Reflective Self-Attention: A More Stable Predictor of Connection to Nature Than Mindful Attention

  title={Reflective Self-Attention: A More Stable Predictor of Connection to Nature Than Mindful Attention},
  author={RichardsonMiles and SheffieldDavid},
Abstract There is much to be gained from understanding the individual differences that predict our connection to nature, as those that are more connected tend to be more caring toward the environment and benefit from better well-being. Study 1 (n = 137) found that reflective self-attention and mindful attention significantly predicted connection to nature, while anxious self-attention had a borderline significant negative association. With the introduction of personality measures, Study 2 (n… 

Dispositional Mindfulness May Be Associated with Deeper Connections with Nature

Abstract Feeling connected with nature has broad benefits and can manifest in many ways. One important component of nature connectedness is believing that the self and nature are “one” or

From mother to Mother Nature: The role of interpersonal attachment in human–nature relations

Over the past two decades, environmental psychologists have become increasingly interested in the concept of nature connectedness: the degree to which people feel connected to the natural world.

The Paths to Connectedness: A Review of the Antecedents of Connectedness to Nature

The primary implications highlighted by the review are a greater need for theories delineating the formation of connectedness, a greater focus on process, and increased differentiation between similar antecedents ofconnectedness.

Beyond knowing nature: Contact, emotion, compassion, meaning, and beauty are pathways to nature connection

The findings indicate that contact, emotion, meaning, compassion, and beauty are pathways for improving nature connectedness and provide alternative values and frames to the traditional knowledge and identification routes often used by organisations when engaging the public with nature.

Understanding the lived experience of connection to nature

There are multiple theoretical understandings of connection to nature. Often, scholars define a connection to nature as being the outcome of a process of awakening “biophilia.” They may also define

Nature-based Mindfulness and the Development of the Ecological Self When Teaching in Higher Education

In the 1950s, Einstein predicted that if humankind is to survive, we will need a substantially new manner of thinking. He believed that our task in life must be to widen our circle of compassion to

Relationships between Parental Socialization Styles, Empathy and Connectedness with Nature: Their Implications in Environmentalism

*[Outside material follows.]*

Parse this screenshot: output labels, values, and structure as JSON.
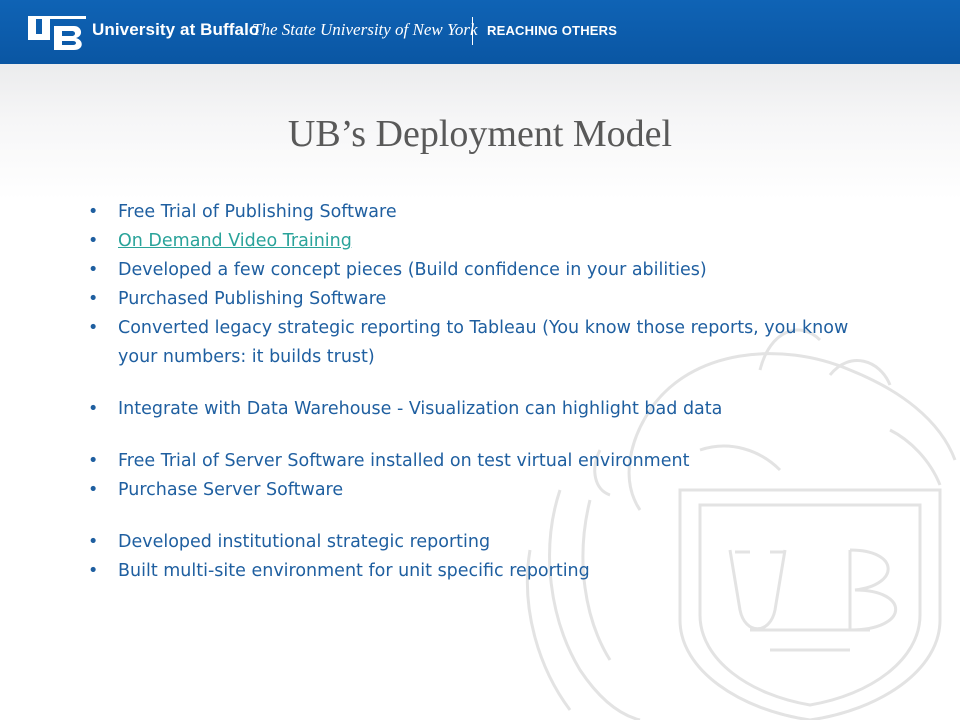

Women, regardless of the parental style in which they had been educated, showed greater cognitive and emotional empathy with the natural environment, while adolescents raised in indulgent and authoritative families displayed higher levels of empathy and connectedness than those with authoritarian and neglectful parents.

Joy and Calm: How an Evolutionary Functional Model of Affect Regulation Informs Positive Emotions in Nature

Key theories of the human need for nature take an evolutionary perspective, and many of the mental well-being benefits of nature relate to positive affect. As affect has a physiological basis, it is

From Egoism to Ecoism: Psychedelics Increase Nature Relatedness in a State-Mediated and Context-Dependent Manner

Evidence is presented for a context- and state-dependent causal effect of psychedelic use on nature relatedness that bears relevance for psychedelic treatment models in mental health and, in the face of the current ecological crisis, planetary health.



The relationship between nature connectedness and happiness: a meta-analysis

This meta-analysis shows that being connected to nature and feeling happy are, in fact, connected, and highlights the importance of considering personality when examining the psychological benefits of nature.

Mindfulness‐based stress reduction and attentional control

This study was designed to test the hypothesis that mindfulness involves sustained attention, attention switching, inhibition of elaborative processing and non-directed attention. Healthy adults were

Empathy and the Self-Absorption Paradox: Support for the Distinction Between Self-Rumination and Self-Reflection

The present study examined whether private self-attention is at odds with empathy. College students (N = 184) completed Trapnell and Campbell's (1999) Rumination-Reflection Questionnaire (RRQ)

Private self-consciousness and the five-factor model of personality: distinguishing rumination from reflection.

Results suggest that the PrSC scale confounds two unrelated, motivationally distinct dispositions--rumination and reflection--and that this confounding may account for the "self-absorption paradox" implicit in PrSC research findings: Higher PrSC scores are associated with more accurate and extensive self-knowledge yet higher levels of psychological distress.

The benefits of being present: mindfulness and its role in psychological well-being.

  • K. BrownR. Ryan
  • Psychology
    Journal of personality and social psychology
  • 2003
Correlational, quasi-experimental, and laboratory studies show that the MAAS measures a unique quality of consciousness that is related to a variety of well-being constructs, that differentiates mindfulness practitioners from others, and that is associated with enhanced self-awareness.

The Nature Relatedness Scale

Disconnection from the natural world may be contributing to our planet's destruction. The authors propose a new construct, Nature Relatedness (NR), and a scale that assesses the affective, cognitive,